* **THE DATA**:
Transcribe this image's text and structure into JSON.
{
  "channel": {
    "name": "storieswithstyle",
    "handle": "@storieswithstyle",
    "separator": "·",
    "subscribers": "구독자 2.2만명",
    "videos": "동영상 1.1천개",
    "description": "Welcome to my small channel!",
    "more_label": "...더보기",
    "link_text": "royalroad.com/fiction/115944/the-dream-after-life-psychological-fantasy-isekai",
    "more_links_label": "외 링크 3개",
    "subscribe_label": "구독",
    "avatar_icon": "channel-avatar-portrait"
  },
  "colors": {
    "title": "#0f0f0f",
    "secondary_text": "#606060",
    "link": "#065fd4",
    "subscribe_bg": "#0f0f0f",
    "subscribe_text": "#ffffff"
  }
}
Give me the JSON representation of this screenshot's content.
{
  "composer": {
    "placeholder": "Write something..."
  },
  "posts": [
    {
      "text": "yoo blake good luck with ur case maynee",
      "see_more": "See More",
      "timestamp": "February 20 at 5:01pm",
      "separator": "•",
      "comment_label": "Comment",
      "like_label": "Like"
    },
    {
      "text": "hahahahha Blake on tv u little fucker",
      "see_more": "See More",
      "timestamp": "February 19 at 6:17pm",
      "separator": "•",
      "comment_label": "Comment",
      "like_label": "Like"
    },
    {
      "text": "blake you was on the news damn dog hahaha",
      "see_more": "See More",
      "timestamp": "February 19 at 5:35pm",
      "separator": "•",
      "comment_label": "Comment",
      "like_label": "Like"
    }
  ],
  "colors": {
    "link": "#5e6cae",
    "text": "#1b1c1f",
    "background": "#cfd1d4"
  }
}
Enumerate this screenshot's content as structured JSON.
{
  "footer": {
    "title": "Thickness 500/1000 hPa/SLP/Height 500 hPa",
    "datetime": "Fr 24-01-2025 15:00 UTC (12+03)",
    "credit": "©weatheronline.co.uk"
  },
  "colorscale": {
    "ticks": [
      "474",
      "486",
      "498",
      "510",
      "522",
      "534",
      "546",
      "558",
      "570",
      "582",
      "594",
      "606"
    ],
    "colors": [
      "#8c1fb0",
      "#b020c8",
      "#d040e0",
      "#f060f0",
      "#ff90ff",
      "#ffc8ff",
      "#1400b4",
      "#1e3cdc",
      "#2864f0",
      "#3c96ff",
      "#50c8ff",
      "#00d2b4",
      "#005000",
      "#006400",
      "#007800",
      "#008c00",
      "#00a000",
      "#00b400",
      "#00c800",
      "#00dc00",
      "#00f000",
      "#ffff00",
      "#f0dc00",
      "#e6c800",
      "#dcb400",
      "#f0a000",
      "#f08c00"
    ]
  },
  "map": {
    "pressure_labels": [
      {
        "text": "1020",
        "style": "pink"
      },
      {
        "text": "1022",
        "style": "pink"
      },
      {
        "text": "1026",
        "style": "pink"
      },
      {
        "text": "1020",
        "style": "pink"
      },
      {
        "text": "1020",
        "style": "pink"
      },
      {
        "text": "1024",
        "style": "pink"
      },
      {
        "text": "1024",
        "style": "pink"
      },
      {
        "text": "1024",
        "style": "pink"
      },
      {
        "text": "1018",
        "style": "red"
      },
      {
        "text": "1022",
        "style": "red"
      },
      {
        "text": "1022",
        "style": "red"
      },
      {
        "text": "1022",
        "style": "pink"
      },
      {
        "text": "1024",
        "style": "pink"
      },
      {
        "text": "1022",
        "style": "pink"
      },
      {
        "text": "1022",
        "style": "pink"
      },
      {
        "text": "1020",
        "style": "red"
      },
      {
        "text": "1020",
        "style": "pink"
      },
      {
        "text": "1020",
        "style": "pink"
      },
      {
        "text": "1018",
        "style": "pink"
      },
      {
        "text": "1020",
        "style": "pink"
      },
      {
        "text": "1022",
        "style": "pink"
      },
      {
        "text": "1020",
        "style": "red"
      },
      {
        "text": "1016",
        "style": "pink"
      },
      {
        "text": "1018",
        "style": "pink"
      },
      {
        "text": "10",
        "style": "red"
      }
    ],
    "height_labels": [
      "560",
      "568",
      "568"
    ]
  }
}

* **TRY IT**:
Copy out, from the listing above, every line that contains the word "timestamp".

* **RESPONSE AREA**:
      "timestamp": "February 20 at 5:01pm",
      "timestamp": "February 19 at 6:17pm",
      "timestamp": "February 19 at 5:35pm",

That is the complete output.